- _Exercise directions_
Set down every record exactly as it appears.

- _Record excerpts_
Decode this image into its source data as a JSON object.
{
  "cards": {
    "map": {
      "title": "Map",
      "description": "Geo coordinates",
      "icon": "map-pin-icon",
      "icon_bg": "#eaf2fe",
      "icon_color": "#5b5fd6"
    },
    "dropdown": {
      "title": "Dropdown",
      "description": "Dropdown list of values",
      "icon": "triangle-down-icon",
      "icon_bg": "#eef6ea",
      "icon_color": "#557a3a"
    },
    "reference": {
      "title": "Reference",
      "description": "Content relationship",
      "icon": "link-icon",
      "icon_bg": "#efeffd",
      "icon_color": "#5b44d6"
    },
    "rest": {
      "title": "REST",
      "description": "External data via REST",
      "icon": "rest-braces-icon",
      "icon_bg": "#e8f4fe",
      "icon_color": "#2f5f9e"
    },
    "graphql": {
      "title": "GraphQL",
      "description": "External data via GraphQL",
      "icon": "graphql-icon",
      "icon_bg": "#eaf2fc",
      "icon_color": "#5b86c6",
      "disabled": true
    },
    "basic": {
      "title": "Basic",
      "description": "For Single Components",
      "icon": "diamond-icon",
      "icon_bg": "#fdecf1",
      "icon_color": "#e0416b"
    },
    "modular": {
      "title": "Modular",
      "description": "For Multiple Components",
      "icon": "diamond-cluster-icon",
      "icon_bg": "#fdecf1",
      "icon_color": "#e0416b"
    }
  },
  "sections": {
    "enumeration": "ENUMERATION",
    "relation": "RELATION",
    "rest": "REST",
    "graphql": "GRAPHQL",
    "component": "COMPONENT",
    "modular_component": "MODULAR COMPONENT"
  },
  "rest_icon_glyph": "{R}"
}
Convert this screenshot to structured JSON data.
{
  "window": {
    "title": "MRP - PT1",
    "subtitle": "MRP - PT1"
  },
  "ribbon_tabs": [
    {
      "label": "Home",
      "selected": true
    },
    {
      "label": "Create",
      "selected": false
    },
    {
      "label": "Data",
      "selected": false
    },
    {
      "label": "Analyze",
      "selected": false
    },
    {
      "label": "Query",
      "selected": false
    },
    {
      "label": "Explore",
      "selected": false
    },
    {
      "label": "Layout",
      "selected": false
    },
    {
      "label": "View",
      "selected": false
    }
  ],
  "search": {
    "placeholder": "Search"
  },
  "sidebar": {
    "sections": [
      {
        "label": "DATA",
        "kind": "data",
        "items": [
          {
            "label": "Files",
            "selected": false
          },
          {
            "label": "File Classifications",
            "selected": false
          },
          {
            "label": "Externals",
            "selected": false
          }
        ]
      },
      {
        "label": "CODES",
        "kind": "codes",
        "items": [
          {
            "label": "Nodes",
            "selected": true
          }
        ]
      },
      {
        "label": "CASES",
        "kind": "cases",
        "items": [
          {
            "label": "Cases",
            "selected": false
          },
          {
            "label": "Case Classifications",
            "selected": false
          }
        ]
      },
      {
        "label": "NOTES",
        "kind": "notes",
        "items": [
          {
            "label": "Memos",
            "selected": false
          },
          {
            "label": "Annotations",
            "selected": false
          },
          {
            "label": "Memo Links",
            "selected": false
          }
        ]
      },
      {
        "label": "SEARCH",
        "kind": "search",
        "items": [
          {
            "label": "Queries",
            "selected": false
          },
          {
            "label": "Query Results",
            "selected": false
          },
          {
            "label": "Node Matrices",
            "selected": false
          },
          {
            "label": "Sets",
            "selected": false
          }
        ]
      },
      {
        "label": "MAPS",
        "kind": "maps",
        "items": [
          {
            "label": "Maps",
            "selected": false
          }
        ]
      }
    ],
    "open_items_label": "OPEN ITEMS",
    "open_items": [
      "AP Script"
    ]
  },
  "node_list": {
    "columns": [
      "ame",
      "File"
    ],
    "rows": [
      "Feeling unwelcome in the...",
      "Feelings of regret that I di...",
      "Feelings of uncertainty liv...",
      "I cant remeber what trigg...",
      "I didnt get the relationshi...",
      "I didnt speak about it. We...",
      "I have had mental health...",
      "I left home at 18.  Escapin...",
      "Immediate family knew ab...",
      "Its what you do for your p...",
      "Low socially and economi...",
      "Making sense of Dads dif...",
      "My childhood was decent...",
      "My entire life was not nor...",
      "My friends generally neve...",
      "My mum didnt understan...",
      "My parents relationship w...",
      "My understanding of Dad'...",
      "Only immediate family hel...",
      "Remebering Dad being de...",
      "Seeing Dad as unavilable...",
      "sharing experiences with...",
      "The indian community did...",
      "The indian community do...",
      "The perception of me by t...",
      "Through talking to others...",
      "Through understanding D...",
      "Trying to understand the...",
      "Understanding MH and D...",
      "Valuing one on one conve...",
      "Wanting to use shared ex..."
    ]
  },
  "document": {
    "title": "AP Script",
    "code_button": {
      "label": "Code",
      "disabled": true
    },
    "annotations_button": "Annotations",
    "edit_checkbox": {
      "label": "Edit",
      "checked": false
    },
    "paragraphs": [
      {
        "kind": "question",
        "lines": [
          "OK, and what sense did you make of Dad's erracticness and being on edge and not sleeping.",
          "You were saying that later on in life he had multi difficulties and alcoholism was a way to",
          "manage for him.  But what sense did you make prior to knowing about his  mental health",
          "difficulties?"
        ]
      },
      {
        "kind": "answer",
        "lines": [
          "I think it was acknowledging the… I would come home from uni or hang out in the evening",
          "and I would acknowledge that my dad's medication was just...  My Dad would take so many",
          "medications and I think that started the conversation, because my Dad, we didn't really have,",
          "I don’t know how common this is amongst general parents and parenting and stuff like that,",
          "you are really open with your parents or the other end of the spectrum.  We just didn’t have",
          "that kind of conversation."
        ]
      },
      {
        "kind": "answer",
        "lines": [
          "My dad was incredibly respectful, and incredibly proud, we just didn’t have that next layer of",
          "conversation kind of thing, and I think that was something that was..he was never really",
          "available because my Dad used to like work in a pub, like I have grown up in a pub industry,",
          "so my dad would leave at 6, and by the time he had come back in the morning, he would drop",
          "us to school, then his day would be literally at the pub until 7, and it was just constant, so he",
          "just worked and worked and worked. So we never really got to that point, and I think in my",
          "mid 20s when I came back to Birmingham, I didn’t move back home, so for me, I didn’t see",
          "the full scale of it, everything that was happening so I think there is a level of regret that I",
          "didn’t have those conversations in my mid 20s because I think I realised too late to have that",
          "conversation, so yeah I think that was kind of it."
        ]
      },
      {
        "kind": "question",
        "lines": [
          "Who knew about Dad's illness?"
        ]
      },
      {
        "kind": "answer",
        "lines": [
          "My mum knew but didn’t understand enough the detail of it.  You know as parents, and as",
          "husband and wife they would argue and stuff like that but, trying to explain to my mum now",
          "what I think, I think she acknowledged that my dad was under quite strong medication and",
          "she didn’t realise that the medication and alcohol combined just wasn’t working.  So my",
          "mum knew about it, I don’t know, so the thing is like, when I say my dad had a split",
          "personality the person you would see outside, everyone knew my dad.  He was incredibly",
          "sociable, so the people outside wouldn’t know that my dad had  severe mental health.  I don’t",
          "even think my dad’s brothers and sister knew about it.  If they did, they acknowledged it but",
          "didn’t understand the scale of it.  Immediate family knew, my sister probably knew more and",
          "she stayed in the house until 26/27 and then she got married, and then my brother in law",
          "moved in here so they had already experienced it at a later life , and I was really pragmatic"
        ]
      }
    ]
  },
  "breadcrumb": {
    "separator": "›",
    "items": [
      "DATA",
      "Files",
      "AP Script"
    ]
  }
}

- _Exercise result_
Decode this image into its source data as a JSON object.
{
  "cards": {
    "map": {
      "title": "Map",
      "description": "Geo coordinates",
      "icon": "map-pin-icon",
      "icon_bg": "#eaf2fe",
      "icon_color": "#5b5fd6"
    },
    "dropdown": {
      "title": "Dropdown",
      "description": "Dropdown list of values",
      "icon": "triangle-down-icon",
      "icon_bg": "#eef6ea",
      "icon_color": "#557a3a"
    },
    "reference": {
      "title": "Reference",
      "description": "Content relationship",
      "icon": "link-icon",
      "icon_bg": "#efeffd",
      "icon_color": "#5b44d6"
    },
    "rest": {
      "title": "REST",
      "description": "External data via REST",
      "icon": "rest-braces-icon",
      "icon_bg": "#e8f4fe",
      "icon_color": "#2f5f9e"
    },
    "graphql": {
      "title": "GraphQL",
      "description": "External data via GraphQL",
      "icon": "graphql-icon",
      "icon_bg": "#eaf2fc",
      "icon_color": "#5b86c6",
      "disabled": true
    },
    "basic": {
      "title": "Basic",
      "description": "For Single Components",
      "icon": "diamond-icon",
      "icon_bg": "#fdecf1",
      "icon_color": "#e0416b"
    },
    "modular": {
      "title": "Modular",
      "description": "For Multiple Components",
      "icon": "diamond-cluster-icon",
      "icon_bg": "#fdecf1",
      "icon_color": "#e0416b"
    }
  },
  "sections": {
    "enumeration": "ENUMERATION",
    "relation": "RELATION",
    "rest": "REST",
    "graphql": "GRAPHQL",
    "component": "COMPONENT",
    "modular_component": "MODULAR COMPONENT"
  },
  "rest_icon_glyph": "{R}"
}
Convert this screenshot to structured JSON data.
{
  "window": {
    "title": "MRP - PT1",
    "subtitle": "MRP - PT1"
  },
  "ribbon_tabs": [
    {
      "label": "Home",
      "selected": true
    },
    {
      "label": "Create",
      "selected": false
    },
    {
      "label": "Data",
      "selected": false
    },
    {
      "label": "Analyze",
      "selected": false
    },
    {
      "label": "Query",
      "selected": false
    },
    {
      "label": "Explore",
      "selected": false
    },
    {
      "label": "Layout",
      "selected": false
    },
    {
      "label": "View",
      "selected": false
    }
  ],
  "search": {
    "placeholder": "Search"
  },
  "sidebar": {
    "sections": [
      {
        "label": "DATA",
        "kind": "data",
        "items": [
          {
            "label": "Files",
            "selected": false
          },
          {
            "label": "File Classifications",
            "selected": false
          },
          {
            "label": "Externals",
            "selected": false
          }
        ]
      },
      {
        "label": "CODES",
        "kind": "codes",
        "items": [
          {
            "label": "Nodes",
            "selected": true
          }
        ]
      },
      {
        "label": "CASES",
        "kind": "cases",
        "items": [
          {
            "label": "Cases",
            "selected": false
          },
          {
            "label": "Case Classifications",
            "selected": false
          }
        ]
      },
      {
        "label": "NOTES",
        "kind": "notes",
        "items": [
          {
            "label": "Memos",
            "selected": false
          },
          {
            "label": "Annotations",
            "selected": false
          },
          {
            "label": "Memo Links",
            "selected": false
          }
        ]
      },
      {
        "label": "SEARCH",
        "kind": "search",
        "items": [
          {
            "label": "Queries",
            "selected": false
          },
          {
            "label": "Query Results",
            "selected": false
          },
          {
            "label": "Node Matrices",
            "selected": false
          },
          {
            "label": "Sets",
            "selected": false
          }
        ]
      },
      {
        "label": "MAPS",
        "kind": "maps",
        "items": [
          {
            "label": "Maps",
            "selected": false
          }
        ]
      }
    ],
    "open_items_label": "OPEN ITEMS",
    "open_items": [
      "AP Script"
    ]
  },
  "node_list": {
    "columns": [
      "ame",
      "File"
    ],
    "rows": [
      "Feeling unwelcome in the...",
      "Feelings of regret that I di...",
      "Feelings of uncertainty liv...",
      "I cant remeber what trigg...",
      "I didnt get the relationshi...",
      "I didnt speak about it. We...",
      "I have had mental health...",
      "I left home at 18.  Escapin...",
      "Immediate family knew ab...",
      "Its what you do for your p...",
      "Low socially and economi...",
      "Making sense of Dads dif...",
      "My childhood was decent...",
      "My entire life was not nor...",
      "My friends generally neve...",
      "My mum didnt understan...",
      "My parents relationship w...",
      "My understanding of Dad'...",
      "Only immediate family hel...",
      "Remebering Dad being de...",
      "Seeing Dad as unavilable...",
      "sharing experiences with...",
      "The indian community did...",
      "The indian community do...",
      "The perception of me by t...",
      "Through talking to others...",
      "Through understanding D...",
      "Trying to understand the...",
      "Understanding MH and D...",
      "Valuing one on one conve...",
      "Wanting to use shared ex..."
    ]
  },
  "document": {
    "title": "AP Script",
    "code_button": {
      "label": "Code",
      "disabled": true
    },
    "annotations_button": "Annotations",
    "edit_checkbox": {
      "label": "Edit",
      "checked": false
    },
    "paragraphs": [
      {
        "kind": "question",
        "lines": [
          "OK, and what sense did you make of Dad's erracticness and being on edge and not sleeping.",
          "You were saying that later on in life he had multi difficulties and alcoholism was a way to",
          "manage for him.  But what sense did you make prior to knowing about his  mental health",
          "difficulties?"
        ]
      },
      {
        "kind": "answer",
        "lines": [
          "I think it was acknowledging the… I would come home from uni or hang out in the evening",
          "and I would acknowledge that my dad's medication was just...  My Dad would take so many",
          "medications and I think that started the conversation, because my Dad, we didn't really have,",
          "I don’t know how common this is amongst general parents and parenting and stuff like that,",
          "you are really open with your parents or the other end of the spectrum.  We just didn’t have",
          "that kind of conversation."
        ]
      },
      {
        "kind": "answer",
        "lines": [
          "My dad was incredibly respectful, and incredibly proud, we just didn’t have that next layer of",
          "conversation kind of thing, and I think that was something that was..he was never really",
          "available because my Dad used to like work in a pub, like I have grown up in a pub industry,",
          "so my dad would leave at 6, and by the time he had come back in the morning, he would drop",
          "us to school, then his day would be literally at the pub until 7, and it was just constant, so he",
          "just worked and worked and worked. So we never really got to that point, and I think in my",
          "mid 20s when I came back to Birmingham, I didn’t move back home, so for me, I didn’t see",
          "the full scale of it, everything that was happening so I think there is a level of regret that I",
          "didn’t have those conversations in my mid 20s because I think I realised too late to have that",
          "conversation, so yeah I think that was kind of it."
        ]
      },
      {
        "kind": "question",
        "lines": [
          "Who knew about Dad's illness?"
        ]
      },
      {
        "kind": "answer",
        "lines": [
          "My mum knew but didn’t understand enough the detail of it.  You know as parents, and as",
          "husband and wife they would argue and stuff like that but, trying to explain to my mum now",
          "what I think, I think she acknowledged that my dad was under quite strong medication and",
          "she didn’t realise that the medication and alcohol combined just wasn’t working.  So my",
          "mum knew about it, I don’t know, so the thing is like, when I say my dad had a split",
          "personality the person you would see outside, everyone knew my dad.  He was incredibly",
          "sociable, so the people outside wouldn’t know that my dad had  severe mental health.  I don’t",
          "even think my dad’s brothers and sister knew about it.  If they did, they acknowledged it but",
          "didn’t understand the scale of it.  Immediate family knew, my sister probably knew more and",
          "she stayed in the house until 26/27 and then she got married, and then my brother in law",
          "moved in here so they had already experienced it at a later life , and I was really pragmatic"
        ]
      }
    ]
  },
  "breadcrumb": {
    "separator": "›",
    "items": [
      "DATA",
      "Files",
      "AP Script"
    ]
  }
}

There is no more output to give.